Maintenance of an accurate and complete list of patient medications takes ongoing attentiveness by both the patient and the healthcare provider. Healthcare providers should provide patients with a laminated card with an updated list of medications at every encounter. Education must be provided for both the patient and the healthcare provider on the importance of maintaining the list.
Development of multidisciplinary educational programs is also a key to making medication history taking and medication reconciliation a success. Education should include enhanced medication history taking skills and the importance of looking at the patient holistically.10
Education must also include training on how to educate patients and families on maintaining an updated medication list. Following an in-depth education program, the medication reconciliation process should be audited and healthcare providers should be given feedback on their performance.7
- World Health Organization. Assuring medication accuracy at transitions in care. Click here for web reference.
- The Joint Commission. Comprehensive Accreditation Manual for Hospitals Update 2. Oakbrook Terrace, IL: Joint Commission Resources, Inc.; 2011.

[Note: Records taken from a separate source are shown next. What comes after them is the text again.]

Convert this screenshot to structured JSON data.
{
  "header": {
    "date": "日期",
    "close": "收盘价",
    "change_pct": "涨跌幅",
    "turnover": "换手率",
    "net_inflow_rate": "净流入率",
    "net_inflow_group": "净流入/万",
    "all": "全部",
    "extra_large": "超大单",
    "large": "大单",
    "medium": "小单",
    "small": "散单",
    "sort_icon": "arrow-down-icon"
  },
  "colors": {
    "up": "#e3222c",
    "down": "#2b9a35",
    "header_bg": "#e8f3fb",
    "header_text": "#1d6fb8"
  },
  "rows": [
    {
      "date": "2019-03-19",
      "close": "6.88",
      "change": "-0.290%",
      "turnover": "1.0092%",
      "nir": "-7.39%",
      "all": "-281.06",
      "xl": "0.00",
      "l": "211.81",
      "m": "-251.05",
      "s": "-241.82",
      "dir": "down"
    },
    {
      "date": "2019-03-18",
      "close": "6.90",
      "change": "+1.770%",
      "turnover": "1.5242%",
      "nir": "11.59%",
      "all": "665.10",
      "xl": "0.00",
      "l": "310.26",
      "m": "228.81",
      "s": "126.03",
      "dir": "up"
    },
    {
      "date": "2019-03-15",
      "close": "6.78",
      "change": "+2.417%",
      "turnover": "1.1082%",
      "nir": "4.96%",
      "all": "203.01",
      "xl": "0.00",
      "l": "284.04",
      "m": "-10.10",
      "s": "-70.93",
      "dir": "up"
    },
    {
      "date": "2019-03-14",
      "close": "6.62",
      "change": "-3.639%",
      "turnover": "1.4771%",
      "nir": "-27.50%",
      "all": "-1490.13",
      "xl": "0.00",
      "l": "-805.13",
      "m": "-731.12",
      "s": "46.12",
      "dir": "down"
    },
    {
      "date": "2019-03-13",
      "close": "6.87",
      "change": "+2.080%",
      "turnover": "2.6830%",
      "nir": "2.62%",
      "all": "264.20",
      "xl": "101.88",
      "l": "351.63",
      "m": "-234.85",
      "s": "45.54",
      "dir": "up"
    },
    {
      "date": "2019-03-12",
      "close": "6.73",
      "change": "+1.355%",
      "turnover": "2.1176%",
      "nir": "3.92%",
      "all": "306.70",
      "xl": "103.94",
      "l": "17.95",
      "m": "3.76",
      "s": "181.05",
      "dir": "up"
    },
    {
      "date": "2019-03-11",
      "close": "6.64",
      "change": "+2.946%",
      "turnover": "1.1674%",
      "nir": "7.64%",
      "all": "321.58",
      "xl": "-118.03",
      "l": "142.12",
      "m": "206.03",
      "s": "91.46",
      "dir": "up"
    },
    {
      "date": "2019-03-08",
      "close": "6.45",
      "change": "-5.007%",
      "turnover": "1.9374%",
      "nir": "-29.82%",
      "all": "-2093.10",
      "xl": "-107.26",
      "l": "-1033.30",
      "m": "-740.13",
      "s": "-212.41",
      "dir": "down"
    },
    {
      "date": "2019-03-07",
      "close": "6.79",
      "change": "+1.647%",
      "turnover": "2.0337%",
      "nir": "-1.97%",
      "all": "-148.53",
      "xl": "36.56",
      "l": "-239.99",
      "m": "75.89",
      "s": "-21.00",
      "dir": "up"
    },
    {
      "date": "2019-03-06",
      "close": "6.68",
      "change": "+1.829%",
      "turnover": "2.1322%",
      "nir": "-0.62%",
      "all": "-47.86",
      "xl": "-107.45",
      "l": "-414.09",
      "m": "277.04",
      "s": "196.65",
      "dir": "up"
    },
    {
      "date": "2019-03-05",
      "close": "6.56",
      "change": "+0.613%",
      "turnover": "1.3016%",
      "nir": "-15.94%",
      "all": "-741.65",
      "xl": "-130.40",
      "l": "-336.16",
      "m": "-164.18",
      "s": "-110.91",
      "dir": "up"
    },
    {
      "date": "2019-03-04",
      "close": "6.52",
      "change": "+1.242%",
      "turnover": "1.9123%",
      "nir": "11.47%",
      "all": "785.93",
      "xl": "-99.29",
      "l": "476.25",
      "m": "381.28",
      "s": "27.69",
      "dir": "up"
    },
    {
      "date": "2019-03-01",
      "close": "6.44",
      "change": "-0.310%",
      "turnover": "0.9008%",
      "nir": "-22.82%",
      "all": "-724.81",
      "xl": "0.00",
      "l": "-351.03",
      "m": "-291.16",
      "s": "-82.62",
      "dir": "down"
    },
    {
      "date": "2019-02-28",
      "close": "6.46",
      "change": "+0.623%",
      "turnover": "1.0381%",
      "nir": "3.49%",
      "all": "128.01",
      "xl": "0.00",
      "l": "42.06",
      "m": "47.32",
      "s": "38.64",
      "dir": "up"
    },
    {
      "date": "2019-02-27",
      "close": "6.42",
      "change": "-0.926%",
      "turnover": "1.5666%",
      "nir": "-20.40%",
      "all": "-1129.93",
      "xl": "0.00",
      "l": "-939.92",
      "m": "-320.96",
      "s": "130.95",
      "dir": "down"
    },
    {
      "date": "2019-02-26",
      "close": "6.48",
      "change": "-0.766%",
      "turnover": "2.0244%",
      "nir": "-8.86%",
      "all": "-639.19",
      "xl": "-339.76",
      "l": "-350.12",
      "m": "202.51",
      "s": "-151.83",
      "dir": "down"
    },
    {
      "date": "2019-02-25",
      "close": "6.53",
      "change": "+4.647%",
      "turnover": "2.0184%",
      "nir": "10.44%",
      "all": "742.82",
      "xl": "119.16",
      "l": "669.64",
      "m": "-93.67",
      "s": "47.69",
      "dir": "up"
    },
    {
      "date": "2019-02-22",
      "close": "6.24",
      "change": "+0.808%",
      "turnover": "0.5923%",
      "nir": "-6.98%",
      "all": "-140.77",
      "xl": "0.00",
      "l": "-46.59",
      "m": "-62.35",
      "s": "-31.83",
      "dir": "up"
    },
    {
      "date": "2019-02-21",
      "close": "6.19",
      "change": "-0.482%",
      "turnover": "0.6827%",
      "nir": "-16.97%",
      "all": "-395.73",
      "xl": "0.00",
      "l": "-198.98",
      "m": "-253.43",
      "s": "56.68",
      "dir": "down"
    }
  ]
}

- Joint Commission Resources. Medication Reconciliation Handbook. 2nd ed. Oakbrook Terrace, IL: Joint Commission Resources, Inc.; 2009.
- Murphy CR, Corbett CL, Setter SM, Dupler A. Exploring the concept of medication discrepancy within the context of patient safety to improve population health. ANS Adv Nurs Sci. 2009;32(4):338-350.
- Augustine J. Running on empty. Click here for web reference.
- Riley-Lawless K. Family-identified barriers to medication reconciliation. J Spec Pediatr Nurs. 2009;14(2):94–101.
- Wortman SB. Medication reconciliation in a community, nonteaching hospital. Am J Health Syst Pharm. 2008;65(21):2047–2054.
- Murphy EM, Oxencis CJ, Klauck JA, Meyer DA, Zimmerman JM. Medication reconciliation at an academic medical center: implementation of a comprehensive program from admission to discharge. Am J Health Syst Pharm. 2009;66(23):2126–2131.
- Setter SM, Corbett CF, Neumiller JJ, Gates BJ, Sclar DA, Sonnett TE. Effectiveness of a pharmacist-nurse intervention on resolving medication discrepancies for patients transitioning from hospital to home health care. Am J Health Syst Pharm. 2009; 66(22):2027–2031.
- Cutter B. Verification of inpatient medication histories by pharmacy students. Am J Health Syst Pharm. 2009;66(11):988.
By Shelly Brown, MSN, RN, PCCN This article originally appeared in the January 2012 issue of Nursing Management, © 2012
Lippincott Williams & Wilkins.